The answer is No. The file is still ‘owned’ by the person who created it. All they did there was reorganise the file in their own Drive, so it can still be found. That’s different from copying or downloading it.
Find Files that contain sensitive information in Google Drive
Using GAT+ an admin can find any document from the domain that contains sensitive data.
This allows you as an admin to perform a search in Google drive for all your domain users in bulk and find files that contain critical data to better manage and secure them.
10 more Ways GAT helps you better manage Google Drive file ownership and sharing ?:
- Replacing current sharing permissions on your Google Drive files.
- Removing all permissions on Google Drive shares with an exception of a single user.
- Find publicly shared Google files.
- Search for Specific File Types in your Google Workspace Domain and Change their ownership in Google Drive.
- Manage files owned by leaving users easily.
- Remove All permissions to all ‘Sensitive’ folders and their sub-folders.
- Understand Google Group activity email and file sharing.
- Remove external shares when files haven’t been accessed for a certain number of days.
- Find and Transfer Ownership of Mp3 Files.
- Detect a Sharing Policy Violation in Google Drive.
Well, That’s it for your 101 guide now. We hope you find it useful ?
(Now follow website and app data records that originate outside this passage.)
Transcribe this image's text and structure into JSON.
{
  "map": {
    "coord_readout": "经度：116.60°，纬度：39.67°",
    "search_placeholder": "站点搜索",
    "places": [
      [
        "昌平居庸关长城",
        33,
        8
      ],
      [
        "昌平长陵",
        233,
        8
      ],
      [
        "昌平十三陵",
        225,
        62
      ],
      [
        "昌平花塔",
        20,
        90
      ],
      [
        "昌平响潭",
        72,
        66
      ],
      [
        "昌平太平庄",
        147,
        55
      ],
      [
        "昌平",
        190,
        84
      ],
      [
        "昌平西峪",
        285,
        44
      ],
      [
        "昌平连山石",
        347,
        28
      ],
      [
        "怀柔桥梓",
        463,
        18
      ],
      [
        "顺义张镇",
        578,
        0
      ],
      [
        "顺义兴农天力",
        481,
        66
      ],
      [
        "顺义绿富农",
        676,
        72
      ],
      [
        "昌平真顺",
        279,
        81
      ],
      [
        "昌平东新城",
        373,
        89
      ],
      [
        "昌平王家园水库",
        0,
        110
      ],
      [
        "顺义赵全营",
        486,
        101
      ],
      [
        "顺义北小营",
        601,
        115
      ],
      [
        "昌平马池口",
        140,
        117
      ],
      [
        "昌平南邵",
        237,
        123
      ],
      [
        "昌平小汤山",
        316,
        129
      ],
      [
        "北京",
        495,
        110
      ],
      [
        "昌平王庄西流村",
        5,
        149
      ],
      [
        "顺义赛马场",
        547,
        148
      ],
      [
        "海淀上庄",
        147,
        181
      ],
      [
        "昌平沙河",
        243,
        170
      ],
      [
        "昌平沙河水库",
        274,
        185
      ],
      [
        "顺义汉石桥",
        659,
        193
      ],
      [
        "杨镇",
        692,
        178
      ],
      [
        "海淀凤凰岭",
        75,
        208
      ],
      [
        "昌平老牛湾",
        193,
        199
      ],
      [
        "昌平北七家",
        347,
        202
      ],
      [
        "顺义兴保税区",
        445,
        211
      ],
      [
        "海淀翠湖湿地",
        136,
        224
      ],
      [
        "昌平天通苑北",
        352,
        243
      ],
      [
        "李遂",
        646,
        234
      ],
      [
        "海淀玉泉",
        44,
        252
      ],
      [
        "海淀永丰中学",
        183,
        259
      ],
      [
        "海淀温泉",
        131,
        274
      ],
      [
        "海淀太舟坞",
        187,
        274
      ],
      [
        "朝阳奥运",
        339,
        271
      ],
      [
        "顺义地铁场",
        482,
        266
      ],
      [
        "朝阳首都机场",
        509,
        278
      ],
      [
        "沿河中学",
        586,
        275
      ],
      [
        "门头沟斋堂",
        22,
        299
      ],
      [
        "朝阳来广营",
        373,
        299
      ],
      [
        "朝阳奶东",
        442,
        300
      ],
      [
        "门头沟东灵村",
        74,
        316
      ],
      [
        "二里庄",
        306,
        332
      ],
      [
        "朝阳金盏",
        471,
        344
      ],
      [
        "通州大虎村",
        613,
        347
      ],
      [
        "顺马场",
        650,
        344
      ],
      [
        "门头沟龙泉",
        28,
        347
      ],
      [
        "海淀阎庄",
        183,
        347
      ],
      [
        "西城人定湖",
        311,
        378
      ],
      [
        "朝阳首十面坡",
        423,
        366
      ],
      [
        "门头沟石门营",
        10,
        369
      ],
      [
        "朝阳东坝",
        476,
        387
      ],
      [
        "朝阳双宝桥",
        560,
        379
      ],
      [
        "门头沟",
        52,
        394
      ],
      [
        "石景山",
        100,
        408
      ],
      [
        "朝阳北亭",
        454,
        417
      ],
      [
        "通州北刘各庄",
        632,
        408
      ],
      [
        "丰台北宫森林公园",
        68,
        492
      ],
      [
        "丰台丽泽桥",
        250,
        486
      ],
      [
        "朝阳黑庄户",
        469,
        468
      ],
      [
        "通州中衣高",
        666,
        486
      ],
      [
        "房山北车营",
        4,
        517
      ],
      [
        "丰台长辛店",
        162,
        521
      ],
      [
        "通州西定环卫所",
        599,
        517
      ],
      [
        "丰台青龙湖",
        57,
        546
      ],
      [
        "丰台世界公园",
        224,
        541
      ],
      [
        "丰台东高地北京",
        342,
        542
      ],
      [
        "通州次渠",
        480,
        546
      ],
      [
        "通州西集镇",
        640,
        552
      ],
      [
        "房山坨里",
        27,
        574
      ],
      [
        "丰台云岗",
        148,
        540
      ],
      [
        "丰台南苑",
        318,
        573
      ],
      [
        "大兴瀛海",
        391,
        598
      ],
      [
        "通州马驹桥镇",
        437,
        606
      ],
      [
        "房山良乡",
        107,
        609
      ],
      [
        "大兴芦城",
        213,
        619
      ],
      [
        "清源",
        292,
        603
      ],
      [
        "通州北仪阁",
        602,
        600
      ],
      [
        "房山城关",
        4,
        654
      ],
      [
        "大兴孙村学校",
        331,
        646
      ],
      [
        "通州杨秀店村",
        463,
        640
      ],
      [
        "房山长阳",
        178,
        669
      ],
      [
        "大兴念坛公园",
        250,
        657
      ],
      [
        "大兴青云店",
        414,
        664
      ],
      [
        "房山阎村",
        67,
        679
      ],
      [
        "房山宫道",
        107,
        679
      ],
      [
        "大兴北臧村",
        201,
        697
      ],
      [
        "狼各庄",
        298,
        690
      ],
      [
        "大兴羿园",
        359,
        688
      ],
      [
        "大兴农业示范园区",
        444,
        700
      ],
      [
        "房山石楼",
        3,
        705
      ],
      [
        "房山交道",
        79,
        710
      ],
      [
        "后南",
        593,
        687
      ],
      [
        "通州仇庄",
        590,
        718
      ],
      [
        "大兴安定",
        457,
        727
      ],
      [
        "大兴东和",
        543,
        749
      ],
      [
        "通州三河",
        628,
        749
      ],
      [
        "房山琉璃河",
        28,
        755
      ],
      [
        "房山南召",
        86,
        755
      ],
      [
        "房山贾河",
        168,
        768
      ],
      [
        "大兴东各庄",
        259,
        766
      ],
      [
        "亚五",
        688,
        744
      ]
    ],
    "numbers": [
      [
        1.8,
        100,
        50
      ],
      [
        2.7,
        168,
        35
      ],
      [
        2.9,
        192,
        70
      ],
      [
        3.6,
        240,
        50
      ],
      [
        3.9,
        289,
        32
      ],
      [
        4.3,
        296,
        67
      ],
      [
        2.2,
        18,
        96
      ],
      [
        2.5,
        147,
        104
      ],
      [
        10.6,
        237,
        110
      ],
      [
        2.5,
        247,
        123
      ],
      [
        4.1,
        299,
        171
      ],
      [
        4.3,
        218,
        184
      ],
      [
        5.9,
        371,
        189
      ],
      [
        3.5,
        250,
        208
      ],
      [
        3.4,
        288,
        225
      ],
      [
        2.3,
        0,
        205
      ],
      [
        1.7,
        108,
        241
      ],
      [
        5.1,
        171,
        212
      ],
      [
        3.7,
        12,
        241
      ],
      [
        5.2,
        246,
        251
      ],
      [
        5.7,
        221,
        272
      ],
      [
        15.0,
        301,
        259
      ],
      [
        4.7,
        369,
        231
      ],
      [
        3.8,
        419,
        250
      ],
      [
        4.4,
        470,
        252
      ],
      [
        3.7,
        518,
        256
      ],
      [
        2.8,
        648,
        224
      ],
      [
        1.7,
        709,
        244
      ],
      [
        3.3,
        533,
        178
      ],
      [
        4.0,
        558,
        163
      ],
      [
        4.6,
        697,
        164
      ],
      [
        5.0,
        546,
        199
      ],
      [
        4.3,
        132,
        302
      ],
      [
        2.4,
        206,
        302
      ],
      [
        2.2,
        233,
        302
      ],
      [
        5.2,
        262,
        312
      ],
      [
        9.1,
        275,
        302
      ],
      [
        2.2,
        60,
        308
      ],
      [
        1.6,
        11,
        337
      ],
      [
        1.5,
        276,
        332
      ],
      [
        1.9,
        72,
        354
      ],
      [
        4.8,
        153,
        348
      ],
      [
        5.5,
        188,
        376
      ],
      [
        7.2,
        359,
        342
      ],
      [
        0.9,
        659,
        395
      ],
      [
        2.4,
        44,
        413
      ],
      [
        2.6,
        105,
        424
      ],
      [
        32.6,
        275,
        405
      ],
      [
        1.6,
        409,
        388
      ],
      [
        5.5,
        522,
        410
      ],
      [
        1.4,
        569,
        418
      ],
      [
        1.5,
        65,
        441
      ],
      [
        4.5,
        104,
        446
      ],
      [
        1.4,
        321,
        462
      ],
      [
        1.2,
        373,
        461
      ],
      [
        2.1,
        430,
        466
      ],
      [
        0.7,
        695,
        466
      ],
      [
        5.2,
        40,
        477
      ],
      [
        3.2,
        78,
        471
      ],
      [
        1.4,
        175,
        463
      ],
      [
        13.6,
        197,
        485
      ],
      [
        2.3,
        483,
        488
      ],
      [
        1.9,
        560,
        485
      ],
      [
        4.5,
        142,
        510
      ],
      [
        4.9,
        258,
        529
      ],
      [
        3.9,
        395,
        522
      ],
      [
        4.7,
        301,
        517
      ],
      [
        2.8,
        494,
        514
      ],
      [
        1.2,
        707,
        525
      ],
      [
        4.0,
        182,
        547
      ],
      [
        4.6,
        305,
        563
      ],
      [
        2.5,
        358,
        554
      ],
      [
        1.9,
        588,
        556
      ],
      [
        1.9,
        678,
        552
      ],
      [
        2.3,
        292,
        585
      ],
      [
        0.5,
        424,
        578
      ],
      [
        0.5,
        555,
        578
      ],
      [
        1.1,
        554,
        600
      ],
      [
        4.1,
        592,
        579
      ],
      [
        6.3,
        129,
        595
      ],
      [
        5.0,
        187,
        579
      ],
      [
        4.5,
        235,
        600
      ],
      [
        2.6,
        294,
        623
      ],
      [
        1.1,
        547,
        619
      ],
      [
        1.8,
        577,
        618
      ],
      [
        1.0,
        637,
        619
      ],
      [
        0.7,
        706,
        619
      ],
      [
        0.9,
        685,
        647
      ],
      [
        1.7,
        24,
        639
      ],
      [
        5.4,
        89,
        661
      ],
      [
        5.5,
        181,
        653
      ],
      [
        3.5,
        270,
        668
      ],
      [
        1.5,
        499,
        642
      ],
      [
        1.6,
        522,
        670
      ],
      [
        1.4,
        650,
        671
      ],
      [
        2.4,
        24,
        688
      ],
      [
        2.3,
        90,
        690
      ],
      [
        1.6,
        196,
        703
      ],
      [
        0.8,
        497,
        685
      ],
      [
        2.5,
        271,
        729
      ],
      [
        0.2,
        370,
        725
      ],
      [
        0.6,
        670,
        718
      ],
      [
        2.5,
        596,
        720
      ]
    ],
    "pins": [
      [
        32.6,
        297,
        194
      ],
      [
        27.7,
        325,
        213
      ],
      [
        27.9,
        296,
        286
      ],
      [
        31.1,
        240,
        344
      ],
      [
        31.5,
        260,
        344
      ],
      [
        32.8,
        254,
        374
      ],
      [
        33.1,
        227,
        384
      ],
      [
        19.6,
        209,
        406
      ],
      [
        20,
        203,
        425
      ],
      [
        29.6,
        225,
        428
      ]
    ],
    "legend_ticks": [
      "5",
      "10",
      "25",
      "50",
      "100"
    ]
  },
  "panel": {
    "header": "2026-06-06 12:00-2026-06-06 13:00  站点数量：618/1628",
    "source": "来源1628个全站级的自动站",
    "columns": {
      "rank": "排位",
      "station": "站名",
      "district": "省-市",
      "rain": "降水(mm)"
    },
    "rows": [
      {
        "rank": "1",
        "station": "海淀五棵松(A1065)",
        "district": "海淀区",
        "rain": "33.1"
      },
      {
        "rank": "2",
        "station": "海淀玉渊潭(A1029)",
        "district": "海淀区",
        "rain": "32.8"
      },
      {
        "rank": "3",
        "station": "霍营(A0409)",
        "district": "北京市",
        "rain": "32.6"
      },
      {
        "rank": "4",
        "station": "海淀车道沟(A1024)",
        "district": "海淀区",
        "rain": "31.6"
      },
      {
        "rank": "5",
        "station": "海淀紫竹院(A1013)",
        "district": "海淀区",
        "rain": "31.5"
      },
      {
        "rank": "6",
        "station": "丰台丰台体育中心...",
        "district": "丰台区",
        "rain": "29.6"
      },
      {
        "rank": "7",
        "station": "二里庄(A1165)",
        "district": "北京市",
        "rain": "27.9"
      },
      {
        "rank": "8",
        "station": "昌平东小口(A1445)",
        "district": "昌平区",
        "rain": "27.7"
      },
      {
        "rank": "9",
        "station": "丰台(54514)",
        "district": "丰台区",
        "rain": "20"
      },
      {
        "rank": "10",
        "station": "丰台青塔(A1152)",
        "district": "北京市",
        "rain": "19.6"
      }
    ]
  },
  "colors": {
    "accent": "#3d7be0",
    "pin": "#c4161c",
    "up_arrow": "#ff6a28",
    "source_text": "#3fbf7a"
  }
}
If you have any admin-related Google Drive File Recovery question that we didn’t answer in this guide you can send it to our experts at email@example.com— we’ll be happy to help you out.